rescue. reunite. rehome. rethink.
  • Share to Facebook
  • Twitter
  • Email
  • Print

Q & A: Who Cares--and Why Should They?

By learning what motivates people, animal welfare organizations can use social marketing to inspire positive change

By learning what motivates people, animal welfare organizations can use social marketing to inspire positive change

When the Fund for Animals tested responses to four versions of its anti-fur campaign posters, the results were surprising. Though animal advocates are moved by images of raccoons and chinchillas, many fur wearers thought of them as rodents and pests. The image of the bobcat garnered a much more positive response. THE FUND FOR ANIMALS
With so many charities and companies competing for public attention and financial support, nonprofits must learn to be as marketing-savvy as their corporate counterparts. Caryn Ginsberg, a social change strategist with Priority Ventures Group, knows it’s not just what you say that matters. It’s how you say it and who you say it to. Drawing on an M.B.A. from Stanford University and years of experience in the business sector, Ginsberg now works with animal protection agencies to help them focus their messaging, create successful programs, and reach their organizational potential. In this excerpted interview, Ginsberg talks with freelance writer Leslie Smith about how shelters and animal welfare groups can make the most of their resources to become effective agents of social change.

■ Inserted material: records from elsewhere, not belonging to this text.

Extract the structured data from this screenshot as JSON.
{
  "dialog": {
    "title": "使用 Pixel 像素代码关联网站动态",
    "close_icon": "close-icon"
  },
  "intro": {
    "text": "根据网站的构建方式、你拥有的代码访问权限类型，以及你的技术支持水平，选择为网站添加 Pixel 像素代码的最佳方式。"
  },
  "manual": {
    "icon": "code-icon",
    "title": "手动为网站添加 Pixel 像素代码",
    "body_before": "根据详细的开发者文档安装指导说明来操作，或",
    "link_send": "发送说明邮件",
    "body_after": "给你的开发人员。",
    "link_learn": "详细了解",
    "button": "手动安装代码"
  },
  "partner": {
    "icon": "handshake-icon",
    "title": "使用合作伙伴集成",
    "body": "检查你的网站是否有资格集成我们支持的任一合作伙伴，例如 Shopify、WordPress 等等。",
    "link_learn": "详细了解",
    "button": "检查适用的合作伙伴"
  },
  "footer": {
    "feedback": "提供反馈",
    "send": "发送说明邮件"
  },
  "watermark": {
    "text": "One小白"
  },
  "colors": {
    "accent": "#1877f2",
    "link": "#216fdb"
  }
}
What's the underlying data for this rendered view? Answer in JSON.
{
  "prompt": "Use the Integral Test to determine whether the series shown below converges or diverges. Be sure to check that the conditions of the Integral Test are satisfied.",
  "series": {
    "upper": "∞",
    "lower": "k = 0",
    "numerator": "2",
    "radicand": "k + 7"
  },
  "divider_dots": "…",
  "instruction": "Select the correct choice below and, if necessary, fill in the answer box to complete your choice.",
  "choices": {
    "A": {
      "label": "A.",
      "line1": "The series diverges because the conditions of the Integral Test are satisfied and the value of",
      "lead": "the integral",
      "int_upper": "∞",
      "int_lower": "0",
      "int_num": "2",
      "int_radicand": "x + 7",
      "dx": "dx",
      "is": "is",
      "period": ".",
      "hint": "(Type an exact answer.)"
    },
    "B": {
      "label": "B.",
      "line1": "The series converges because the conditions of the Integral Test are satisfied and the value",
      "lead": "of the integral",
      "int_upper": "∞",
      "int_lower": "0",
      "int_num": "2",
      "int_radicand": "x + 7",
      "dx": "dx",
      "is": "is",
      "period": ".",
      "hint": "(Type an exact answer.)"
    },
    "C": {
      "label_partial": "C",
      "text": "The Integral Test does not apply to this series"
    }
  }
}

AS: What exactly is social marketing?
Caryn Ginsberg:
Social marketing is the application of commercial marketing principles for the benefit of the individual and society—or in our case, animals. It addresses voluntary change, but it’s not just about changing individual behavior. The same approaches can be applied to influencing organizations and political leaders who make legislation.

How is social marketing different from selling dish soap or sports cars?
Interestingly, the general principles of marketing are very similar across the board. The challenge in the nonprofit world is the ability to measure that very bottom line. For example, how can we ever know exactly how many lives are affected by a spay/neuter campaign? The lack of available data makes it difficult for us to make sure our limited resources are going to the highest and best use. It’s frustrating to know we have so many people who are working so hard, but we’re not sure which of our efforts are doing the most for animals.

 Read the full article.


Powered by Blackbaud
nonprofit software